  • Bruce Power, NII sign onto fusion power offer. (TST)

  • Second reactor vessel arrives at Akkuyu. (WNN)

  • Fight over Africa's sole nuclear plant entangles Mantashe. (BBG)

  • Exelon split complete; Constellation launched. (ANS)


  • New era for NextEra: a utility spotlight. (POWER)

  • SPP, MISO identify 7 cross-seam transmission projects that could unlock up to 53 GW of new generation. (UD)

  • Hydropower has critical role stabilizing Western Interconnection during extreme conditions. (UD)

  • Winter storm leaves thousands without power in Texas, parts of South. (WSJ)

  • California ISO releases first ever 20-year transmission outlook. (CAISO)

Blacked Out Again?

I got the news that Texas was having heavy weather and texted my dad, who lives in Alpine. I wanted to know if his lights were still on. "Governor Abbott said there won't be blackouts, and now we're hearing there might be blackouts." Last year about this time, I texted him asking the same question and got back a photo of him trying to heat soup on top of a coffee can he'd filled with tealights. Like the Texas grid, it didn't work. That was during the Uri storm in which 11 million Texans were left without power and as many as seven hundred died. As of this writing, only 53,000 Texans have found themselves without power. Not too bad. Did the Lone Star state's grid operator, the Electric Reliability Council of Texas (ERCOT), save the grid?

Not quite. Last year, temperatures dropped below zero, whereas this year's cold snap has only sunk into the twenties so far. That, more than anything, is getting the grid by. But it's true that ERCOT spent a couple of million on winterization. About a third of that money went to the Brauntig plant. On Wednesday, the media got a look at what "winterization" meant. Here's how that went:

Plus, ERCOT has run into staffing problems and is still sorting through the legal wreckage in the wake of Uri. So this time around, they plain got lucky.

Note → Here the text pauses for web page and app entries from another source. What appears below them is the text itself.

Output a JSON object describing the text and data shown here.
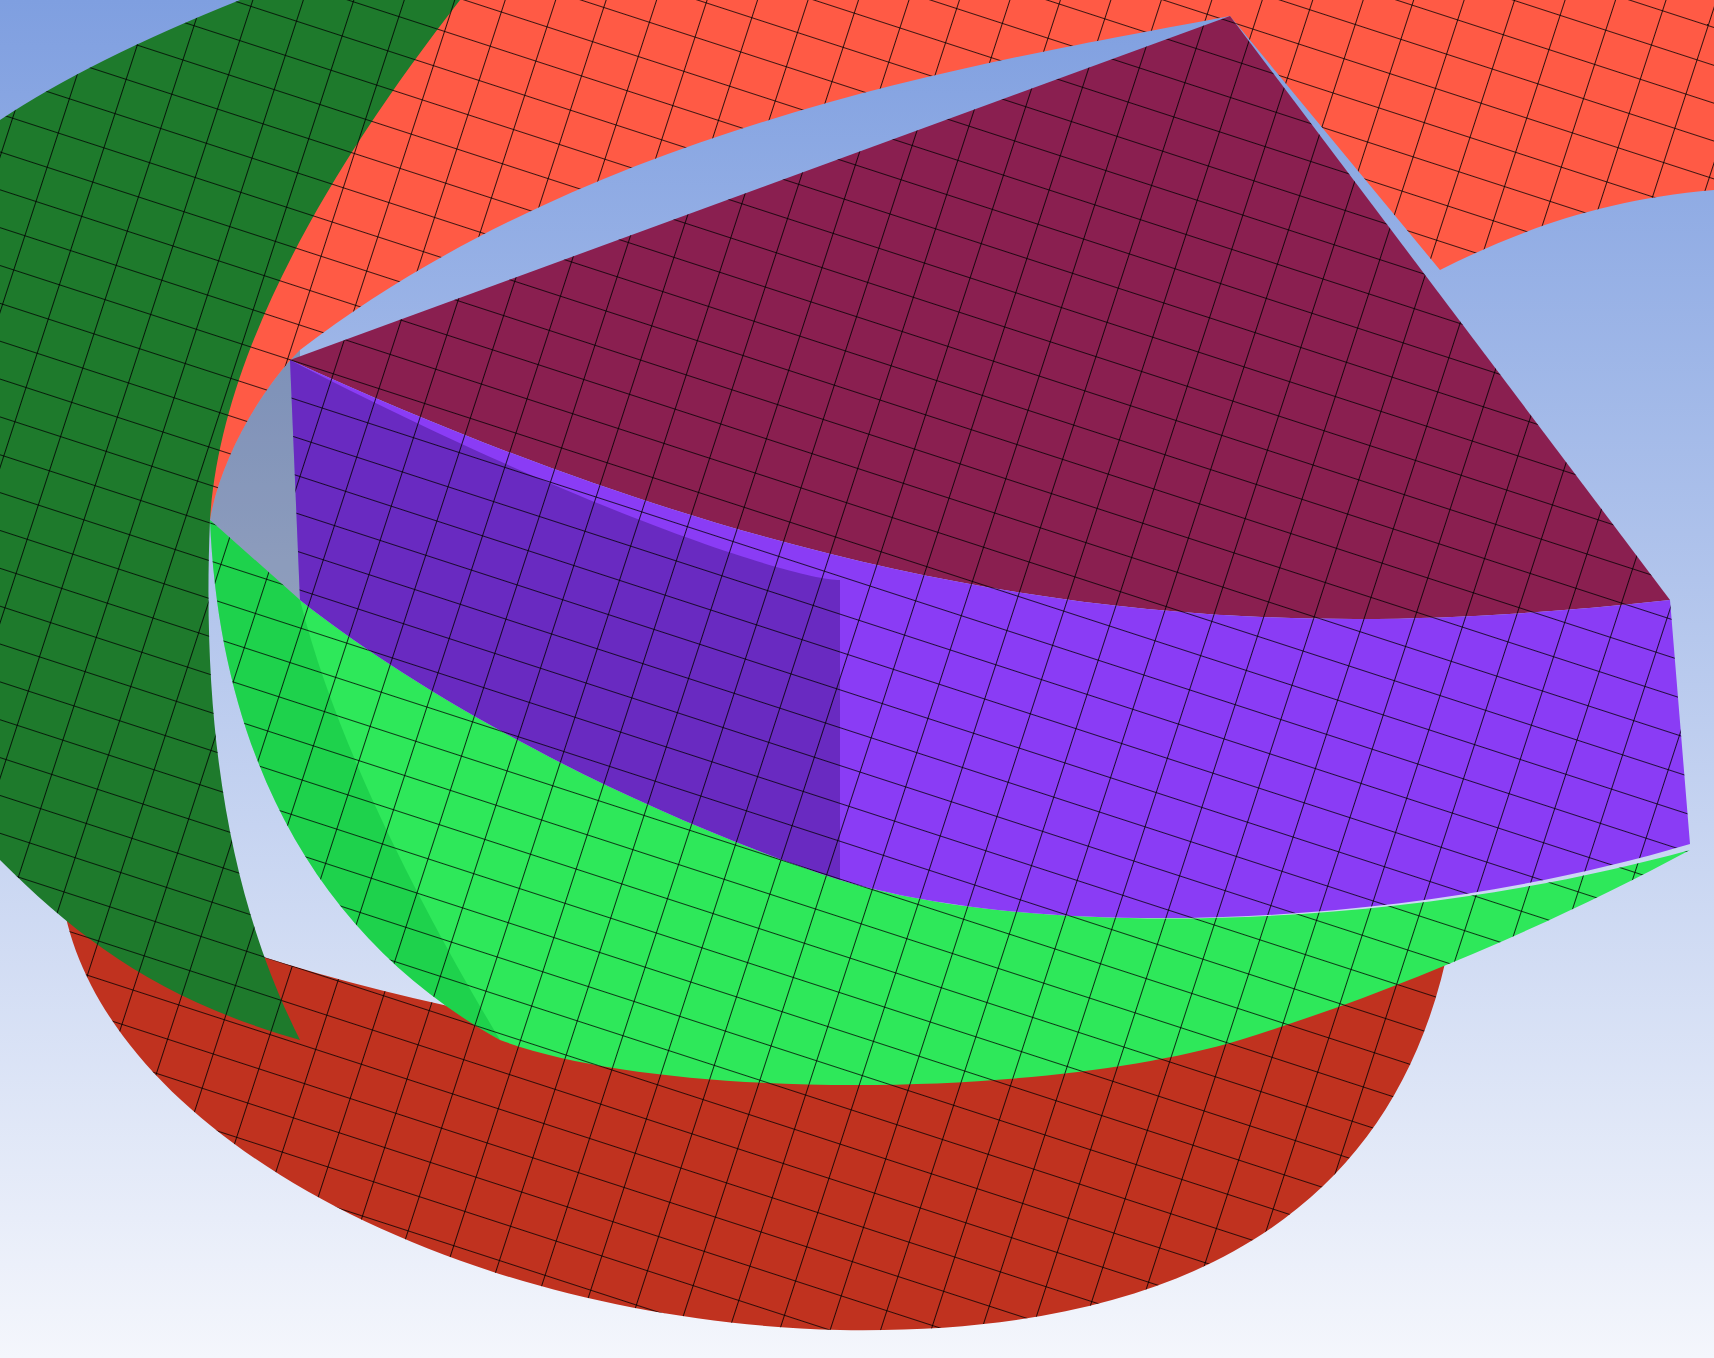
{
  "scene": {
    "parts": [
      {
        "kind": "bowl",
        "color": "#c0321f"
      },
      {
        "kind": "ring",
        "color": "#ff5a45"
      },
      {
        "kind": "band",
        "color": "#2ee85a"
      },
      {
        "kind": "block",
        "color": "#8a3cf5"
      }
    ]
  }
}
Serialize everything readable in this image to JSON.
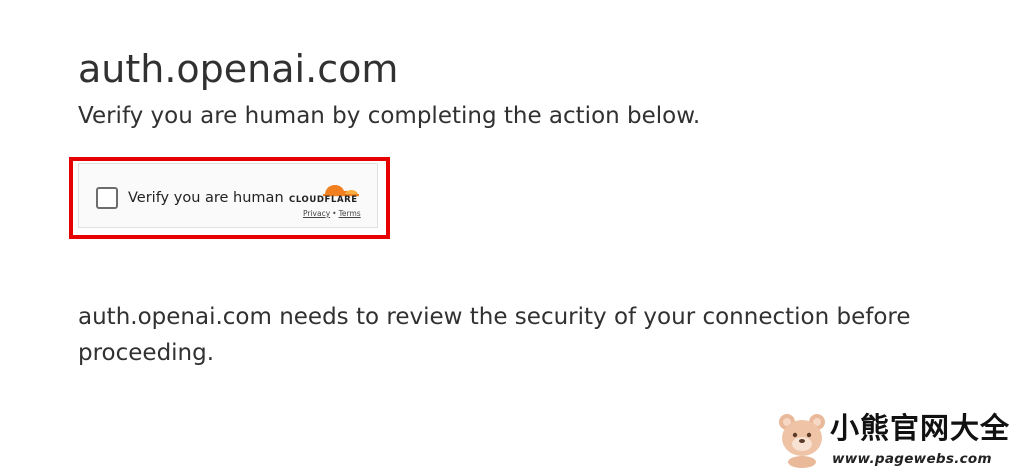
{
  "header": {
    "domain": "auth.openai.com",
    "subtitle": "Verify you are human by completing the action below."
  },
  "challenge": {
    "checkbox_label": "Verify you are human",
    "checked": false,
    "provider_logo_text": "CLOUDFLARE",
    "privacy_link": "Privacy",
    "separator": "•",
    "terms_link": "Terms",
    "highlight_color": "#e60000",
    "brand_color": "#f38020"
  },
  "body": {
    "security_message": "auth.openai.com needs to review the security of your connection before proceeding."
  },
  "watermark": {
    "title": "小熊官网大全",
    "url": "www.pagewebs.com",
    "icon": "bear-icon"
  }
}
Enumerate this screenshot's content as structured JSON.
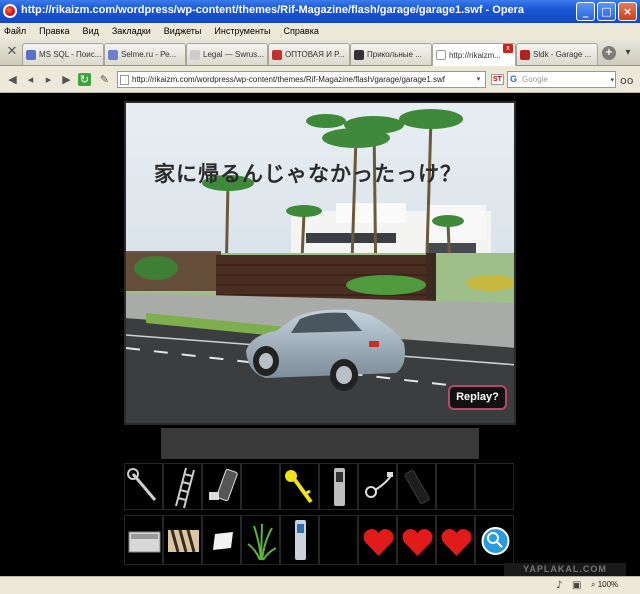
{
  "window": {
    "title": "http://rikaizm.com/wordpress/wp-content/themes/Rif-Magazine/flash/garage/garage1.swf - Opera",
    "minimize_glyph": "_",
    "maximize_glyph": "□",
    "close_glyph": "×"
  },
  "menu": {
    "items": [
      "Файл",
      "Правка",
      "Вид",
      "Закладки",
      "Виджеты",
      "Инструменты",
      "Справка"
    ]
  },
  "tabs": [
    {
      "label": "MS SQL - Поис...",
      "icon_color": "#5a6fc7"
    },
    {
      "label": "Selme.ru - Ре...",
      "icon_color": "#6d7dcf"
    },
    {
      "label": "Legal — Swrus...",
      "icon_color": "#cccccc"
    },
    {
      "label": "ОПТОВАЯ И Р...",
      "icon_color": "#c53030"
    },
    {
      "label": "Прикольные ...",
      "icon_color": "#333333"
    },
    {
      "label": "http://rikaizm...",
      "icon_color": "#ffffff"
    },
    {
      "label": "Sldk - Garage ...",
      "icon_color": "#b22222"
    }
  ],
  "tabbar": {
    "new_tab_glyph": "+",
    "tab_menu_glyph": "▾",
    "tab_close_glyph": "x"
  },
  "toolbar": {
    "address": "http://rikaizm.com/wordpress/wp-content/themes/Rif-Magazine/flash/garage/garage1.swf",
    "search_placeholder": "Google",
    "search_engine_glyph": "G",
    "st_label": "ST",
    "dropdown_glyph": "▾"
  },
  "game": {
    "caption": "家に帰るんじゃなかったっけ？",
    "replay_label": "Replay?",
    "inventory_row1": [
      "wrench",
      "ladder",
      "broken-phone",
      "empty",
      "key",
      "mobile-phone",
      "earphones",
      "dark-device",
      "empty",
      "empty"
    ],
    "inventory_row2": [
      "battery-panel",
      "zebra-fabric",
      "paper-note",
      "grass",
      "handset",
      "empty",
      "heart",
      "heart",
      "heart",
      "magnifier"
    ]
  },
  "colors": {
    "heart": "#e11a1a",
    "key": "#f2e218",
    "magnifier": "#2a9be0",
    "replay_border": "#b34a6a"
  },
  "status": {
    "watermark": "YAPLAKAL.COM",
    "zoom": "100%"
  }
}
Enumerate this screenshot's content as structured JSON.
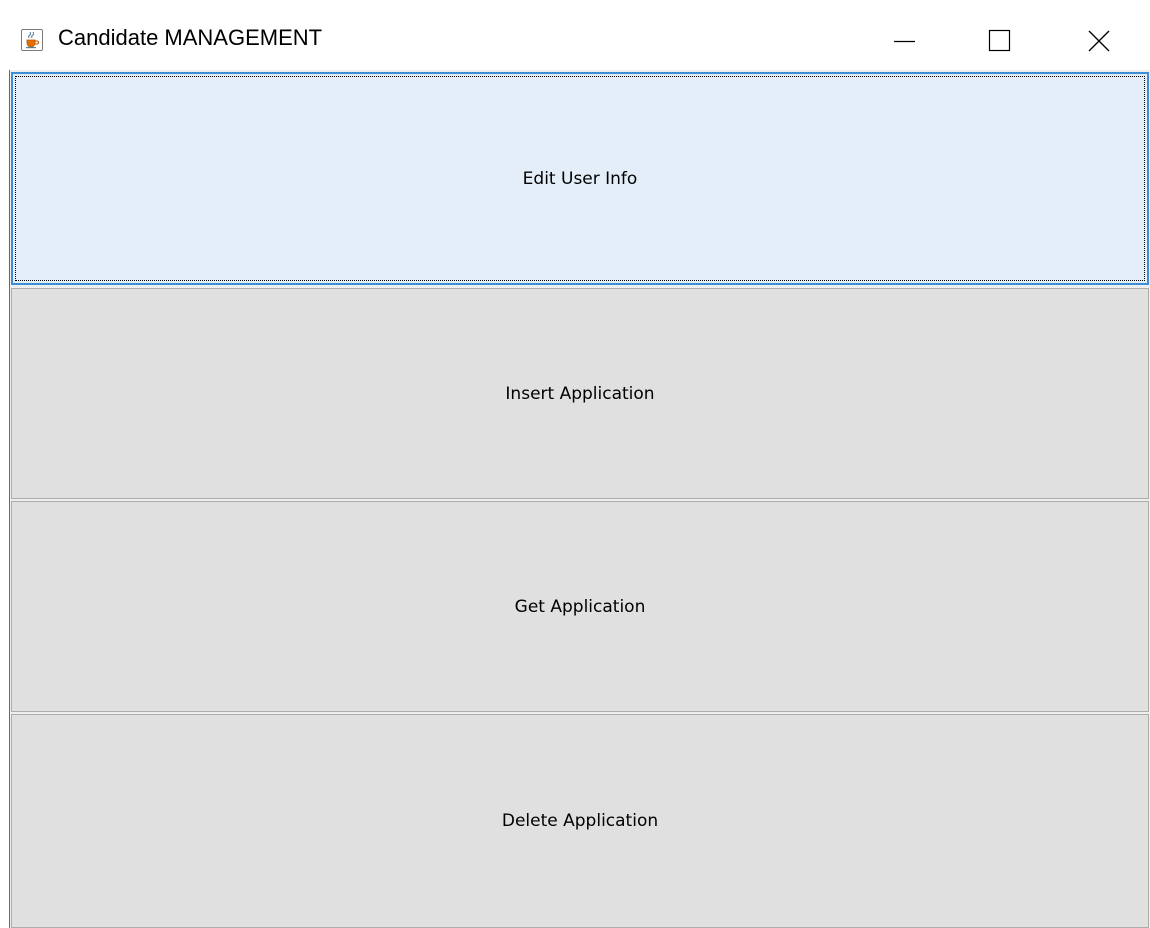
{
  "window": {
    "title": "Candidate MANAGEMENT",
    "app_icon": "java-cup-icon",
    "controls": {
      "minimize": "minimize-icon",
      "maximize": "maximize-icon",
      "close": "close-icon"
    }
  },
  "menu": {
    "buttons": [
      {
        "label": "Edit User Info",
        "focused": true
      },
      {
        "label": "Insert Application",
        "focused": false
      },
      {
        "label": "Get Application",
        "focused": false
      },
      {
        "label": "Delete Application",
        "focused": false
      }
    ]
  },
  "colors": {
    "button_face": "#e0e0e0",
    "focused_face": "#e4eef8",
    "focus_border": "#3c8fd6"
  }
}
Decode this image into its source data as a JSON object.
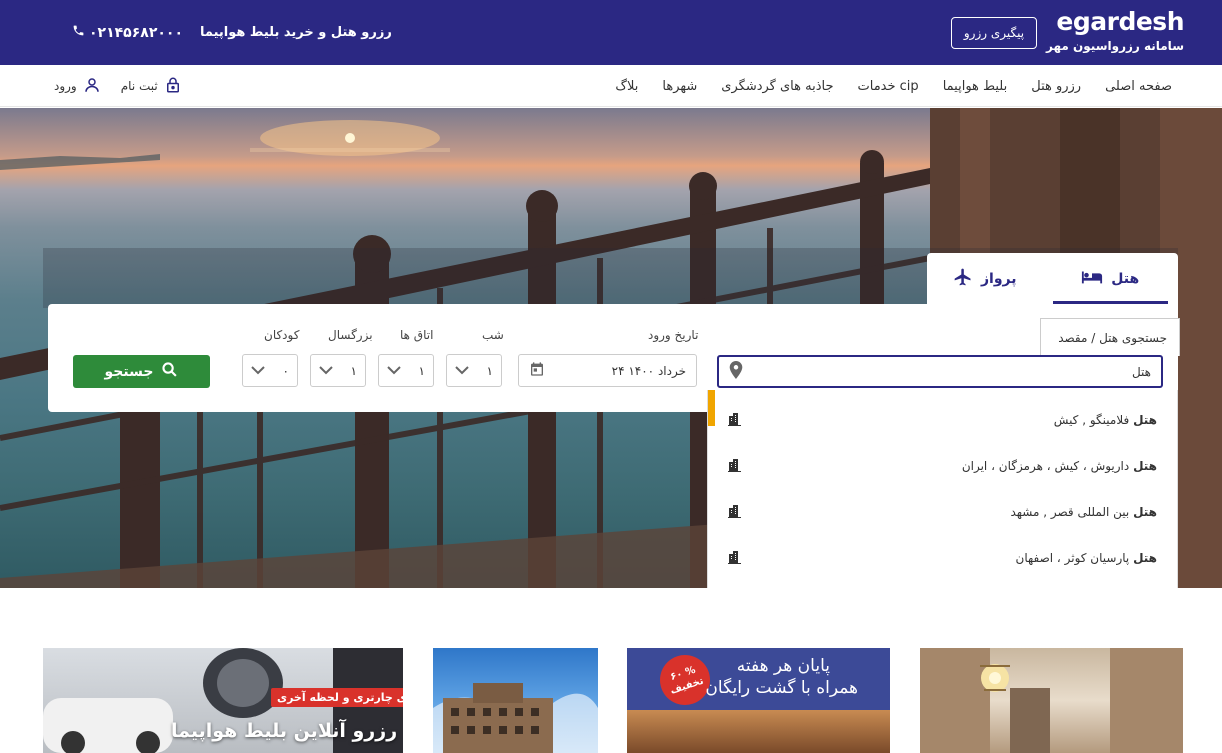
{
  "header": {
    "logo_text": "egardesh",
    "logo_subtitle": "سامانه رزرواسیون مهر",
    "track_button": "پیگیری رزرو",
    "slogan": "رزرو هتل و خرید بلیط هواپیما",
    "phone": "۰۲۱۴۵۶۸۲۰۰۰"
  },
  "nav": {
    "items": [
      "صفحه اصلی",
      "رزرو هتل",
      "بلیط هواپیما",
      "خدمات cip",
      "جاذبه های گردشگری",
      "شهرها",
      "بلاگ"
    ],
    "register": "ثبت نام",
    "login": "ورود"
  },
  "tabs": {
    "hotel": "هتل",
    "flight": "پرواز"
  },
  "search": {
    "destination_label": "جستجوی هتل / مقصد",
    "destination_value": "هتل",
    "checkin_label": "تاریخ ورود",
    "checkin_value": "۲۴ خرداد ۱۴۰۰",
    "nights_label": "شب",
    "nights_value": "۱",
    "rooms_label": "اتاق ها",
    "rooms_value": "۱",
    "adults_label": "بزرگسال",
    "adults_value": "۱",
    "children_label": "کودکان",
    "children_value": "۰",
    "button": "جستجو"
  },
  "suggestions": [
    {
      "prefix": "هتل",
      "rest": "فلامینگو , کیش"
    },
    {
      "prefix": "هتل",
      "rest": "داریوش ، کیش ، هرمزگان ، ایران"
    },
    {
      "prefix": "هتل",
      "rest": "بین المللی قصر , مشهد"
    },
    {
      "prefix": "هتل",
      "rest": "پارسیان کوثر ، اصفهان"
    }
  ],
  "promos": {
    "card1_tag": "نرخهای چارتری و لحظه آخری",
    "card1_title": "رزرو آنلاین بلیط هواپیما",
    "card3_line1": "پایان هر هفته",
    "card3_line2": "همراه با گشت رایگان",
    "card3_badge_pct": "۶۰ %",
    "card3_badge_text": "تخفیف"
  },
  "colors": {
    "brand": "#2b2883",
    "search_button": "#2e8b3a",
    "badge": "#d9322b",
    "scroll_indicator": "#f0a500"
  }
}
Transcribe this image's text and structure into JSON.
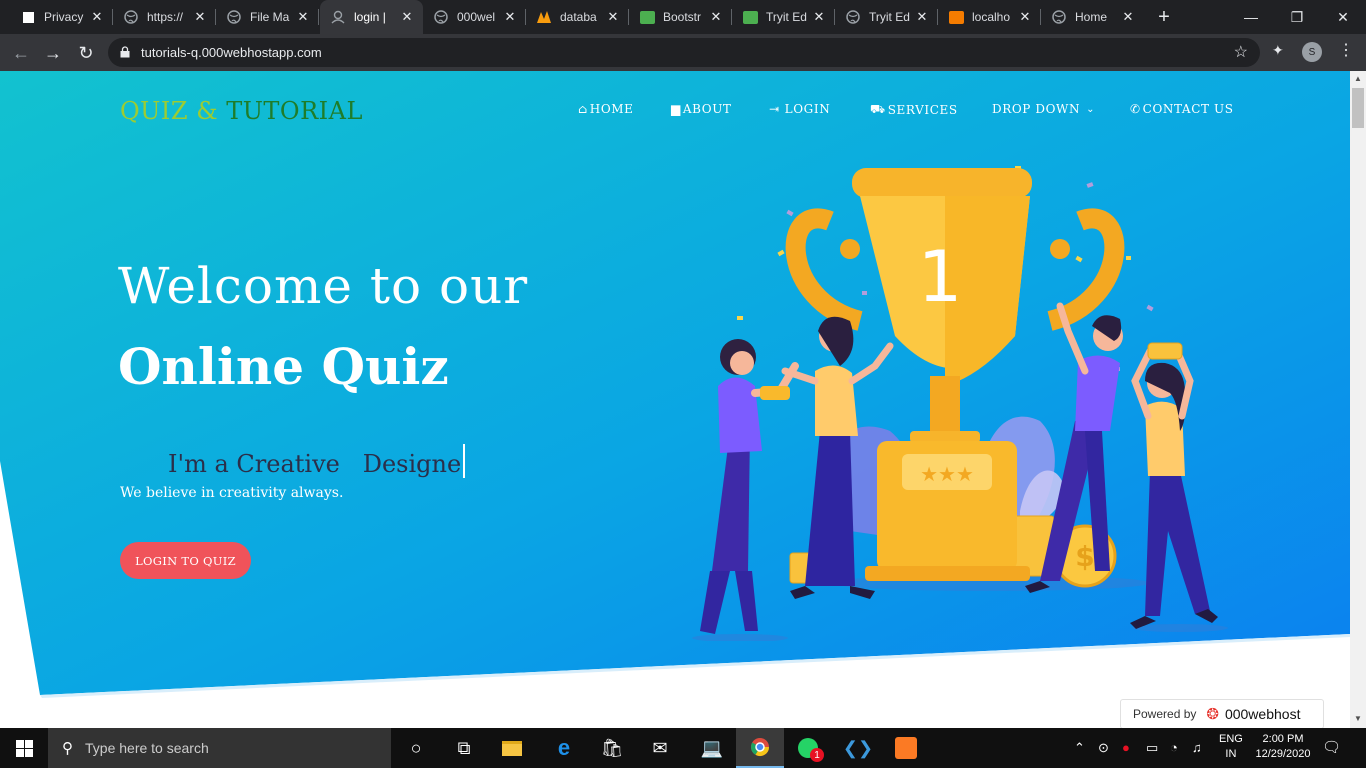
{
  "browser": {
    "tabs": [
      {
        "label": "Privacy",
        "icon": "page-icon"
      },
      {
        "label": "https://",
        "icon": "globe-icon"
      },
      {
        "label": "File Ma",
        "icon": "globe-icon"
      },
      {
        "label": "login | ",
        "icon": "user-icon",
        "active": true
      },
      {
        "label": "000wel",
        "icon": "globe-icon"
      },
      {
        "label": "databa",
        "icon": "phpmyadmin-icon"
      },
      {
        "label": "Bootstr",
        "icon": "w3schools-icon"
      },
      {
        "label": "Tryit Ed",
        "icon": "w3schools-icon"
      },
      {
        "label": "Tryit Ed",
        "icon": "globe-icon"
      },
      {
        "label": "localho",
        "icon": "xampp-icon"
      },
      {
        "label": "Home",
        "icon": "globe-icon"
      }
    ],
    "url": "tutorials-q.000webhostapp.com",
    "profile_initial": "S"
  },
  "site": {
    "brand_part1": "QUIZ & ",
    "brand_part2": "TUTORIAL",
    "nav": [
      {
        "label": "HOME",
        "icon": "home-icon"
      },
      {
        "label": "ABOUT",
        "icon": "book-icon"
      },
      {
        "label": "LOGIN",
        "icon": "sign-in-icon"
      },
      {
        "label": "SERVICES",
        "icon": "truck-icon"
      },
      {
        "label": "DROP DOWN",
        "icon": "chevron-down-icon"
      },
      {
        "label": "CONTACT US",
        "icon": "phone-icon"
      }
    ],
    "hero": {
      "welcome": "Welcome to our",
      "title": "Online Quiz",
      "typed_text": "I'm a Creative   Designe",
      "subtitle": "We believe in creativity always.",
      "cta": "LOGIN TO QUIZ",
      "trophy_number": "1"
    },
    "powered_by": "Powered by",
    "host_name": "000webhost"
  },
  "colors": {
    "hero_gradient_start": "#10bfd0",
    "hero_gradient_end": "#0a7fea",
    "brand_accent": "#9ccc32",
    "brand_dark": "#1e7d2a",
    "cta": "#f0535a"
  },
  "taskbar": {
    "search_placeholder": "Type here to search",
    "whatsapp_badge": "1",
    "lang_line1": "ENG",
    "lang_line2": "IN",
    "time": "2:00 PM",
    "date": "12/29/2020"
  }
}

And, unfortunately for Texans, their grid is still fragile. Russell Gold recently published a long read in Texas Monthly on ERCOT's deeper problems. Tellingly, it's called, "The Texas Electric Grid Failure Was A Warm-Up." One of the core problems with Texas's grid is what Meredith Angwin calls "the fatal trifecta": too many renewables with an overreliance on both natural gas and imports. When the weather's the worst, as it was during Uri, renewables don't show up, demand rockets upwards, gas supplies get tight, and neighbors aren't inclined to share since bad weather doesn't respect state lines. The problem isn't entirely accidental. A recent report on what happened during Uri put it this way: ERCOT "rewards volatility over reliability." While all those Texans were freezing, the gas industry racked up around $11 billion in profits. 

But Texas isn't alone. The electricity wholesale markets that emerged out of the regional power pools at the end of the 20th century are all experiencing this problem, with California as the poster child of dysfunction (lucky again, ERCOT!). Some might not be inclined to demand reliability as that might "interfere" with the "market." Well, I say someone had better interfere and interfere quick because if Uri was just a warm-up I'd hate to see what game time looks like. 

Nuclear Barbarians # 16: Nuclear's New Italian Attorney ft. Luca Romano

Don't have Soundcloud? Try Apple, Spotify, or YouTube!

Crom's Blessing

Sandahl Bergman and Arnold Schwarzenegger training in kendo in preparation for Conan, the Barbarian, per director John Milius's decree.